The results of a non-invasive archaeological survey in Rohatyn, Ukraine, undertaken by a team from the Centre of Archaeology are now available online.
For nine days from late May to early June 2017, Rohatyn Jewish Heritage commissioned the Centre of Archaeology to undertake a non-invasive professional survey at three WW2-era Jewish mass grave sites in Rohatyn.
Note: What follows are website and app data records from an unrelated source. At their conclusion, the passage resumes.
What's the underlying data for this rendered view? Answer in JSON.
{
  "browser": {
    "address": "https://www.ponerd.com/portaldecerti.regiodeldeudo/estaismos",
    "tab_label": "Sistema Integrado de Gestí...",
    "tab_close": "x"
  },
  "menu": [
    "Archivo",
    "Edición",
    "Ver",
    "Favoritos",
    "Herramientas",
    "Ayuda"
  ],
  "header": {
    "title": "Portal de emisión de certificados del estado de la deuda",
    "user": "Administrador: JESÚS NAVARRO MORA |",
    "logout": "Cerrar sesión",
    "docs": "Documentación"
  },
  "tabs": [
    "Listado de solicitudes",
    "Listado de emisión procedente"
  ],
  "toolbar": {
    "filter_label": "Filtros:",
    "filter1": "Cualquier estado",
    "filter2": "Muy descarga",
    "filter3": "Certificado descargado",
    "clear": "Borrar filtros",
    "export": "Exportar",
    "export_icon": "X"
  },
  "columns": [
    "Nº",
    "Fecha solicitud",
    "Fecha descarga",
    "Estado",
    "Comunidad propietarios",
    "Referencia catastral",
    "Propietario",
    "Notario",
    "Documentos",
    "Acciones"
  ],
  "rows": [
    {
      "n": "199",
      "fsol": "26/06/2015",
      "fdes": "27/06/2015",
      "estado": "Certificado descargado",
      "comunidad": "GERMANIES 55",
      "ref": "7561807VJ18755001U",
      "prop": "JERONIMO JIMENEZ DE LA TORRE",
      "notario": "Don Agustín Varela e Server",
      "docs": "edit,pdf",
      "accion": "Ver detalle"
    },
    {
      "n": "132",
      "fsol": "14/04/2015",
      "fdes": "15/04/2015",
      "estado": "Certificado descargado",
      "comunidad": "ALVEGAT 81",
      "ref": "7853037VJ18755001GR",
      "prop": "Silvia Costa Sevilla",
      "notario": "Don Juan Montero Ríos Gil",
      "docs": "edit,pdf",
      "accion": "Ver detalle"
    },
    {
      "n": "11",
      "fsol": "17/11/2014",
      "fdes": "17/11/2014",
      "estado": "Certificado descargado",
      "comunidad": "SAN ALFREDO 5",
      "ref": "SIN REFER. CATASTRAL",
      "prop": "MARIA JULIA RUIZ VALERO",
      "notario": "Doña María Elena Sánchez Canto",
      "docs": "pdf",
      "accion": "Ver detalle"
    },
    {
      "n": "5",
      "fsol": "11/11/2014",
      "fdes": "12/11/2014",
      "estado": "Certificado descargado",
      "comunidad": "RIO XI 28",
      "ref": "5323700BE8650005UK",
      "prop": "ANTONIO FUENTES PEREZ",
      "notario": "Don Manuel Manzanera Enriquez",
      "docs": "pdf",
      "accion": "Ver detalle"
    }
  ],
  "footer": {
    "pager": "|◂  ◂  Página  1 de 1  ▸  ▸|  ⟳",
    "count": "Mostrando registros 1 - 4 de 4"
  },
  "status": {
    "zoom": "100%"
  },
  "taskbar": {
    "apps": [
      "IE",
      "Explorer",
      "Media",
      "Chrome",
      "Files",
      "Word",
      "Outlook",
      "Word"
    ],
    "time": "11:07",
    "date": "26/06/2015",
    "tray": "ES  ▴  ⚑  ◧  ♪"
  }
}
The 80-page final report written by our team is now accessible via Rohatyn Jewish Heritage’s website.
A summary of the results is also available, which includes not only the survey’s findings, but also descriptions of the methodology, issues encountered during the survey, the documented history of the execution sites (1942-43), and follow-up recommendations.
A Ukrainian translation of the full 80-page report is in process, and will be shared with the City of Rohatyn and posted online when available.
Within the surveyed areas, two mass grave boundaries were detected and defined (one at each location, north and south), and a third, possible grave was identified at the north site. An ongoing problem with criminal looting at the south mass grave site, and a mismatch between the current fenced perimeter of Rohatyn’s new Jewish cemetery and its pre-war boundaries as seen in the 1944 Luftwaffe aerial photo were also identified by the survey team.
The Centre of Archaeology will continue to collaborate with Rohatyn Jewish Heritage as new data is acquired, and Rohatyn Jewish Heritage will begin working with the City of Rohatyn in 2018 to explore options for better protecting these vulnerable sites from development and disturbance and for remembering Rohatyn’s Jewish victims.